“Tell me, what is it you plan to do with your one wild and precious life?”

I am standing on a Jerusalem hilltop, moments from signing the treaty of peace in the Middle East. I look east and I see Palestine, I look west and I see Israel. Accord is finally here.

This moment has been a dream since I made my first speech in Junior High. I was thirteen. My English teacher, a Palestinian Jerusalemite, cried that morning, emotional hearing what I had to say. My mom, a Palestinian refugee, wrote it. I remember rehearsing the rhetoric late into the night; words that were charged with a deep yearning for a lost home, a sense of helplessness, and provocative callings to fight till the end.

It has been a long journey from my Catholic school podium to this magnificent hilltop. I learned that Palestinians should live for Palestine, not die. My mission was one of demolishing mistrust, of rendering the struggle for Palestine bloodless; yet just as dogged, focused, and relentless.

And I am finally here. Next to me is my Israeli counterpart. He too likes drinking whiskey and smoking cigars. We sign, we shake hands, and we laugh. It is my turn to make a speech, and I am no longer that thirteen year old. My dream is now.

I walk up to the podium to exuberantly proclaim the accomplishment of all I ever wanted to do with my life.

And I look at the audience; I see my wife and two daughters: impeccably beautiful, beautifully impeccable. And a breeze embraces my face...it has just brushed on Mount Nebo, saluted the Church of Nativity, blessed the Western Wall, and kissed the golden Dome of the Rock...
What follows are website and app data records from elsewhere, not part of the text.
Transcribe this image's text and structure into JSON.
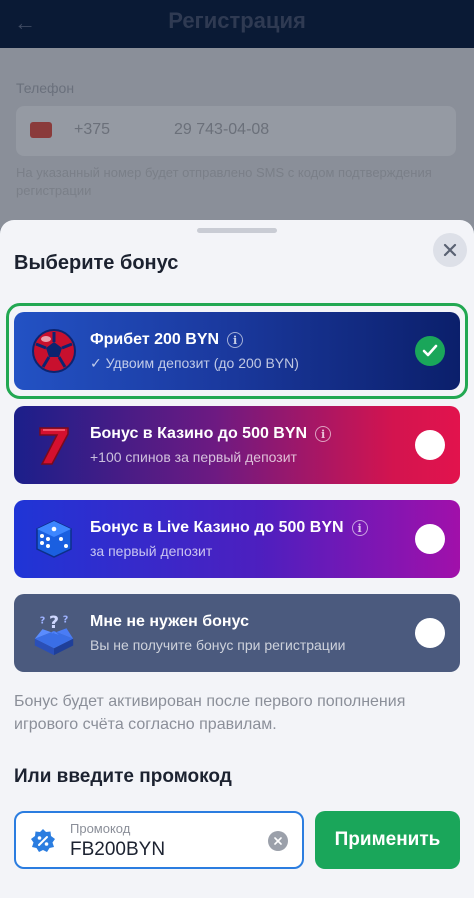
{
  "background": {
    "header_title": "Регистрация",
    "field_label": "Телефон",
    "phone_code": "+375",
    "phone_number": "29 743-04-08",
    "hint": "На указанный номер будет отправлено SMS с кодом подтверждения регистрации"
  },
  "sheet": {
    "title": "Выберите бонус",
    "options": [
      {
        "title": "Фрибет 200 BYN",
        "subtitle": "✓ Удвоим депозит (до 200 BYN)",
        "icon": "soccer-ball-icon",
        "selected": true
      },
      {
        "title": "Бонус в Казино до 500 BYN",
        "subtitle": "+100 спинов за первый депозит",
        "icon": "slot-seven-icon",
        "selected": false
      },
      {
        "title": "Бонус в Live Казино до 500 BYN",
        "subtitle": "за первый депозит",
        "icon": "dice-icon",
        "selected": false
      },
      {
        "title": "Мне не нужен бонус",
        "subtitle": "Вы не получите бонус при регистрации",
        "icon": "mystery-box-icon",
        "selected": false
      }
    ],
    "note": "Бонус будет активирован после первого пополнения игрового счёта согласно правилам.",
    "promo": {
      "title": "Или введите промокод",
      "label": "Промокод",
      "value": "FB200BYN",
      "apply_label": "Применить"
    }
  },
  "colors": {
    "accent_green": "#1aa65a",
    "focus_blue": "#2b7de0",
    "sheet_bg": "#f3f4f8"
  }
}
And I pause and let my eyes momentarily revel in this beautiful Jerusalem sunset...

— Amer M. Lahham